Written by Devon Boen
When I first pulled into Wolf Point a little over a year ago, I was pretty sure I needed to turn around and go back to where I belonged. Obviously, I didn’t do that. I stayed and slowly made this small town nestled up in the corner of Montana my makeshift home.
To this day, I think about what a huge mistake it would have been to leave. I would have missed out on meeting hundreds of interesting people with different stories to tell. I learned about the nuances of state and tribal law from the Wolf Point Police Department, I relayed stories of mischievousness and heroism from a Vietnam Vet walking across the country and I had the opportunity to interview two of Montana’s most important political figures, Congressman Steve Daines and Montana Superintendent of Public Instruction Denise Juneau.
Over the past year, I’ve been able to cover fun, lighthearted stories, but I’ve also had the opportunity to take on intellectually and morally challenging topics.
I’ve been amazed at the depth and importance of Wolf Point’s and Roosevelt County’s issues and current events. I particularly loved covering the Charles Bowen negligent homicide trial. I found the process to be fascinating and felt like it was my responsibility as a reporter to provide in-depth coverage.
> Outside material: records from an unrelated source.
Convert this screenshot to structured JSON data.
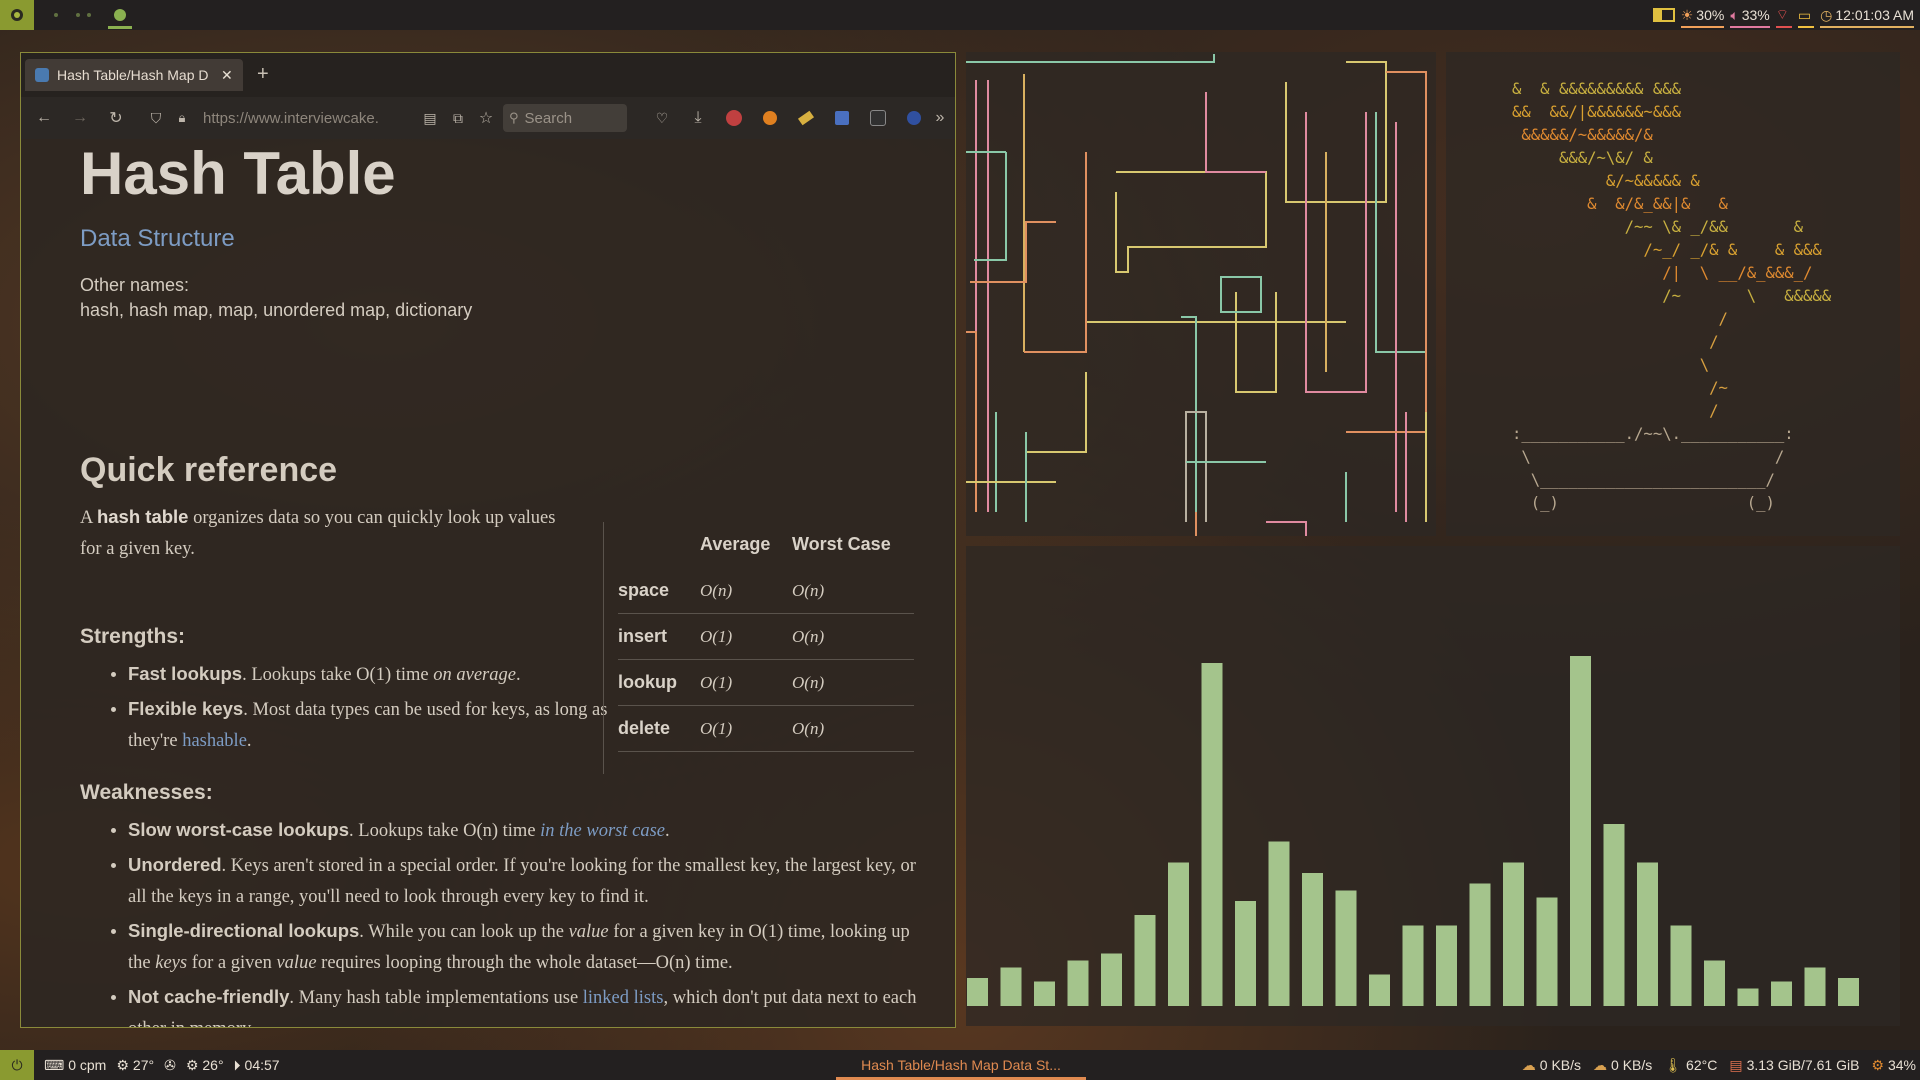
{
  "topbar": {
    "status": [
      {
        "icon": "brightness-icon",
        "text": "30%",
        "color": "#f0a05a"
      },
      {
        "icon": "volume-icon",
        "text": "33%",
        "color": "#e07aa0"
      },
      {
        "icon": "wifi-icon",
        "text": "",
        "color": "#e05050"
      },
      {
        "icon": "battery-icon",
        "text": "",
        "color": "#f0c040"
      },
      {
        "icon": "clock-icon",
        "text": "12:01:03 AM",
        "color": "#e0b060"
      }
    ]
  },
  "browser": {
    "tab_title": "Hash Table/Hash Map D",
    "new_tab": "+",
    "url": "https://www.interviewcake.",
    "search_placeholder": "Search"
  },
  "article": {
    "title": "Hash Table",
    "subtitle": "Data Structure",
    "other_names_label": "Other names:",
    "other_names": "hash, hash map, map, unordered map, dictionary",
    "quick_ref": "Quick reference",
    "intro_1": "A",
    "intro_bold": "hash table",
    "intro_2": "organizes data so you can quickly look up values for a given key.",
    "strengths": "Strengths:",
    "s1_b": "Fast lookups",
    "s1_t": ". Lookups take O(1) time",
    "s1_i": "on average",
    "s1_e": ".",
    "s2_b": "Flexible keys",
    "s2_t": ". Most data types can be used for keys, as long as they're",
    "s2_l": "hashable",
    "s2_e": ".",
    "weaknesses": "Weaknesses:",
    "w1_b": "Slow worst-case lookups",
    "w1_t": ". Lookups take O(n) time",
    "w1_l": "in the worst case",
    "w1_e": ".",
    "w2_b": "Unordered",
    "w2_t": ". Keys aren't stored in a special order. If you're looking for the smallest key, the largest key, or all the keys in a range, you'll need to look through every key to find it.",
    "w3_b": "Single-directional lookups",
    "w3_t1": ". While you can look up the",
    "w3_i1": "value",
    "w3_t2": "for a given key in O(1) time, looking up the",
    "w3_i2": "keys",
    "w3_t3": "for a given",
    "w3_i3": "value",
    "w3_t4": "requires looping through the whole dataset—O(n) time.",
    "w4_b": "Not cache-friendly",
    "w4_t": ". Many hash table implementations use",
    "w4_l": "linked lists",
    "w4_e": ", which don't put data next to each other in memory.",
    "table": {
      "headers": [
        "",
        "Average",
        "Worst Case"
      ],
      "rows": [
        [
          "space",
          "O(n)",
          "O(n)"
        ],
        [
          "insert",
          "O(1)",
          "O(n)"
        ],
        [
          "lookup",
          "O(1)",
          "O(n)"
        ],
        [
          "delete",
          "O(1)",
          "O(n)"
        ]
      ]
    }
  },
  "ascii_art": "&  & &&&&&&&&& &&&\n&&  &&/|&&&&&&~&&&\n &&&&&/~&&&&&/&\n     &&&/~\\&/ &\n          &/~&&&&& &\n        &  &/&_&&|&   &\n            /~~ \\& _/&&       &\n              /~_/ _/& &    & &&&\n                /|  \\ __/&_&&&_/\n                /~       \\   &&&&&\n                      /\n                     /\n                    \\\n                     /~\n                     /\n:___________./~~\\.___________:\n \\                          /\n  \\________________________/\n  (_)                    (_)",
  "ascii_colors": [
    "#c8b040",
    "#d8a030",
    "#e08a30"
  ],
  "bar_chart": {
    "values": [
      0.08,
      0.11,
      0.07,
      0.13,
      0.15,
      0.26,
      0.41,
      0.98,
      0.3,
      0.47,
      0.38,
      0.33,
      0.09,
      0.23,
      0.23,
      0.35,
      0.41,
      0.31,
      1.0,
      0.52,
      0.41,
      0.23,
      0.13,
      0.05,
      0.07,
      0.11,
      0.08
    ],
    "color": "#a4c48c"
  },
  "bottombar": {
    "left": [
      {
        "icon": "power-icon",
        "text": ""
      },
      {
        "icon": "keyboard-icon",
        "text": "0 cpm"
      },
      {
        "icon": "cpu-temp-icon",
        "text": "27°"
      },
      {
        "icon": "fan-icon",
        "text": ""
      },
      {
        "icon": "gpu-temp-icon",
        "text": "26°"
      },
      {
        "icon": "uptime-icon",
        "text": "04:57"
      }
    ],
    "window_title": "Hash Table/Hash Map Data St...",
    "right": [
      {
        "icon": "download-icon",
        "text": "0 KB/s"
      },
      {
        "icon": "upload-icon",
        "text": "0 KB/s"
      },
      {
        "icon": "thermometer-icon",
        "text": "62°C"
      },
      {
        "icon": "memory-icon",
        "text": "3.13 GiB/7.61 GiB"
      },
      {
        "icon": "cpu-icon",
        "text": "34%"
      }
    ]
  }
}
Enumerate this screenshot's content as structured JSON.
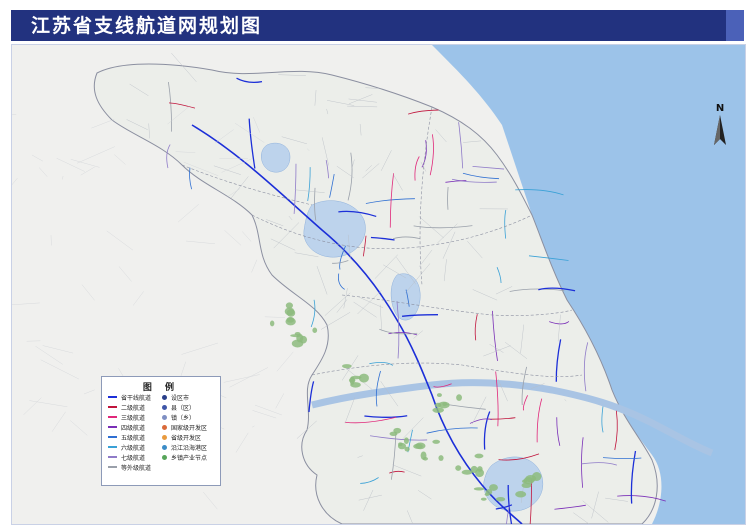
{
  "title": "江苏省支线航道网规划图",
  "compass": {
    "label": "N",
    "icon": "north-arrow-icon"
  },
  "legend": {
    "title": "图  例",
    "lines": [
      {
        "label": "省干线航道",
        "color": "#1c2fd8"
      },
      {
        "label": "二级航道",
        "color": "#c0143c"
      },
      {
        "label": "三级航道",
        "color": "#e0287a"
      },
      {
        "label": "四级航道",
        "color": "#7a2fb7"
      },
      {
        "label": "五级航道",
        "color": "#2f6fd2"
      },
      {
        "label": "六级航道",
        "color": "#3aa1d6"
      },
      {
        "label": "七级航道",
        "color": "#8f7bc8"
      },
      {
        "label": "等外级航道",
        "color": "#9aa0aa"
      }
    ],
    "symbols": [
      {
        "label": "设区市",
        "color": "#2a3f8a",
        "icon": "city-dot-icon"
      },
      {
        "label": "县（区）",
        "color": "#3f56a8",
        "icon": "county-dot-icon"
      },
      {
        "label": "镇（乡）",
        "color": "#7f8fc3",
        "icon": "town-dot-icon"
      },
      {
        "label": "国家级开发区",
        "color": "#d96a3a",
        "icon": "national-zone-icon"
      },
      {
        "label": "省级开发区",
        "color": "#e89a3f",
        "icon": "provincial-zone-icon"
      },
      {
        "label": "沿江沿海港区",
        "color": "#3c8cc7",
        "icon": "port-zone-icon"
      },
      {
        "label": "乡镇产业节点",
        "color": "#57a55a",
        "icon": "industry-node-icon"
      }
    ]
  },
  "colors": {
    "sea": "#9cc3e9",
    "land": "#eceeea",
    "outside": "#f0f0ee",
    "lake": "#bdd3ec",
    "river": "#a9c4e4",
    "mountain": "#8dbb7e",
    "trunk": "#1c2fd8",
    "road": "#b8bcc4",
    "boundary": "#8b8fa0",
    "title_bg": "#22327f"
  }
}
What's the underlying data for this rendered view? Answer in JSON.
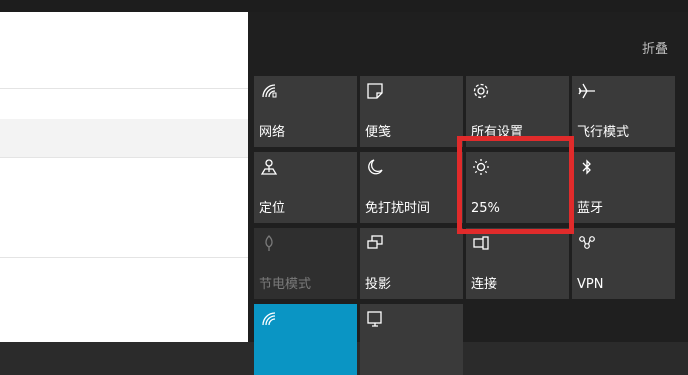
{
  "action_center": {
    "collapse_label": "折叠",
    "tiles": [
      {
        "label": "网络",
        "icon": "network-icon"
      },
      {
        "label": "便笺",
        "icon": "note-icon"
      },
      {
        "label": "所有设置",
        "icon": "gear-icon"
      },
      {
        "label": "飞行模式",
        "icon": "airplane-icon"
      },
      {
        "label": "定位",
        "icon": "location-icon"
      },
      {
        "label": "免打扰时间",
        "icon": "moon-icon"
      },
      {
        "label": "25%",
        "icon": "brightness-icon"
      },
      {
        "label": "蓝牙",
        "icon": "bluetooth-icon"
      },
      {
        "label": "节电模式",
        "icon": "battery-saver-icon"
      },
      {
        "label": "投影",
        "icon": "project-icon"
      },
      {
        "label": "连接",
        "icon": "connect-icon"
      },
      {
        "label": "VPN",
        "icon": "vpn-icon"
      }
    ]
  },
  "colors": {
    "tile": "#3a3a3a",
    "tile_disabled": "#2f2f2f",
    "wifi_active": "#0a95c4",
    "highlight": "#e02b2b",
    "panel": "#1f1f1f"
  }
}
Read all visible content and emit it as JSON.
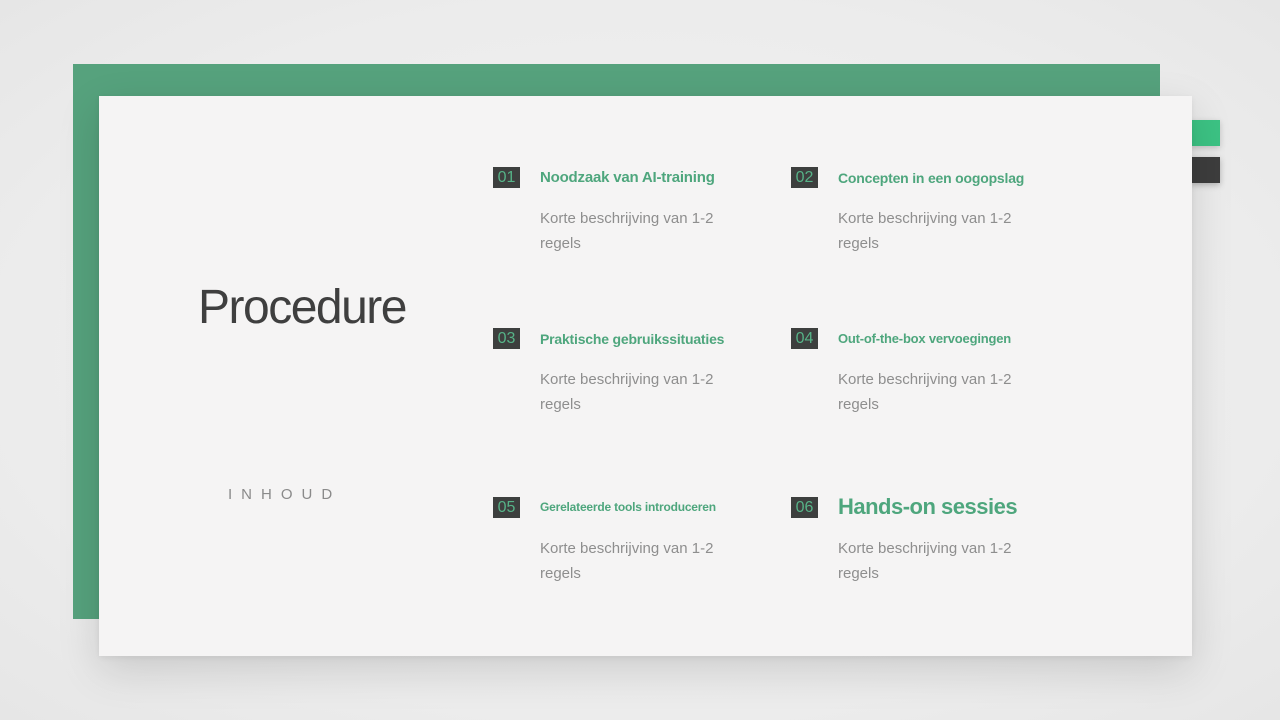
{
  "slide": {
    "title": "Procedure",
    "subtitle": "INHOUD",
    "items": [
      {
        "number": "01",
        "title": "Noodzaak van AI-training",
        "description": "Korte beschrijving van 1-2 regels"
      },
      {
        "number": "02",
        "title": "Concepten in een oogopslag",
        "description": "Korte beschrijving van 1-2 regels"
      },
      {
        "number": "03",
        "title": "Praktische gebruikssituaties",
        "description": "Korte beschrijving van 1-2 regels"
      },
      {
        "number": "04",
        "title": "Out-of-the-box vervoegingen",
        "description": "Korte beschrijving van 1-2 regels"
      },
      {
        "number": "05",
        "title": "Gerelateerde tools introduceren",
        "description": "Korte beschrijving van 1-2 regels"
      },
      {
        "number": "06",
        "title": "Hands-on sessies",
        "description": "Korte beschrijving van 1-2 regels"
      }
    ]
  },
  "colors": {
    "accent_green": "#4ea67d",
    "back_panel_green": "#56a27d",
    "tab_green": "#3cc384",
    "tab_dark": "#3d3d3d",
    "number_box": "#3d3f3e"
  }
}
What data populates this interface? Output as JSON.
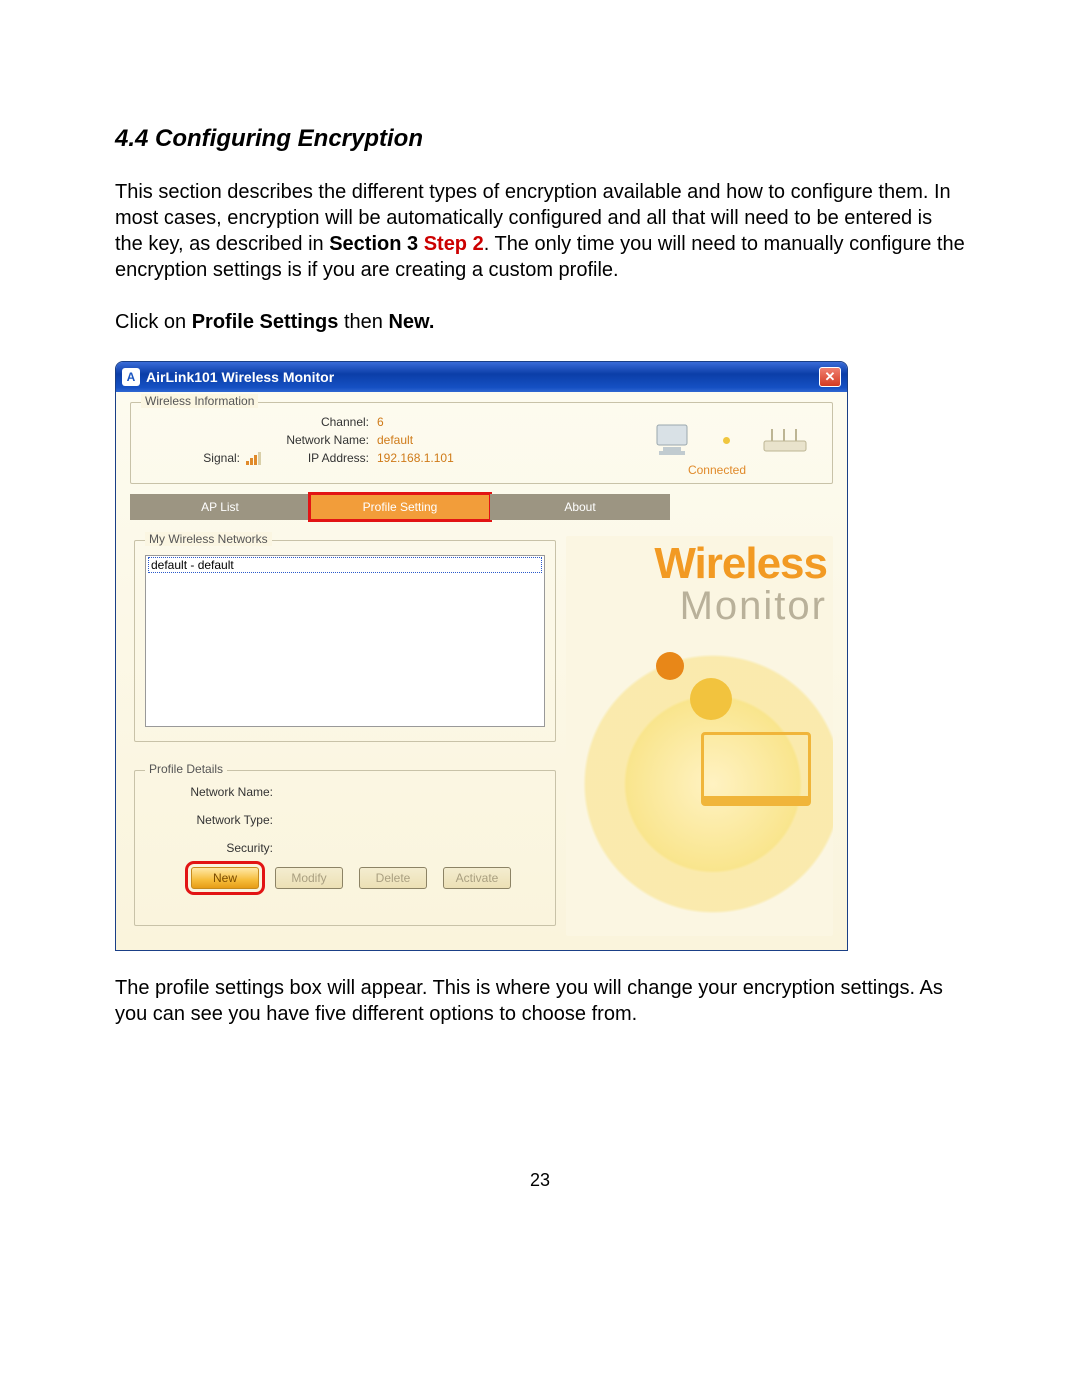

For those professional opportunities and lessons, I need to thank Darla and Sheridan Shumway, as well as former Herald-News editor Jeff Tucker who helped me out when I was a brand new intern. Darla and Sheridan provide reporters with the chance to cover all spectrums of reporting and that type of experience is invaluable.
But, what made my time in Wolf Point most enjoyable were the people I met. I never minded going to weekly commissioner meetings. I knew Gary, Jim, Duane and Brenda would always help me out.
And, I looked forward to blotter each week where I could spend some quality time with Wolf Point Police Chief Jeff Harada, who always had some type of unhealthy treat to give me, or Lieutenant Brian Erwin, who I could count on for straight answers.
On a personal level, I’m grateful I met Jasmine Azure, who was a good friend from day one, and one who will be missed when I leave. I already miss Faye Hotomanie who recently moved to Billings and was previously the longtime ad/sales employee for The Herald-News.
We were happy when Sam Stanich joined the paper in October. The three of us kept each other sane while folding hundreds of Searchlight newspapers by hand each Wednesday and we could usually be found at the pub on Fridays.
Most of all, I’m glad I gave Wolf Point a chance because I met Skyler Turner, who is now my boyfriend of one year. Besides just him, I’m grateful I was openly welcomed and cared for by his family, Dee, Marlene, Preppie, Dani and Kay.
If I’ve learned anything in the past year, it’s that you don’t always know what you need. I never thought moving to a remote location with a few thousand people would ever be something I wanted, let alone needed, to change the direction of my life but, now, it’s quite clear it was the only solution and a serious gift.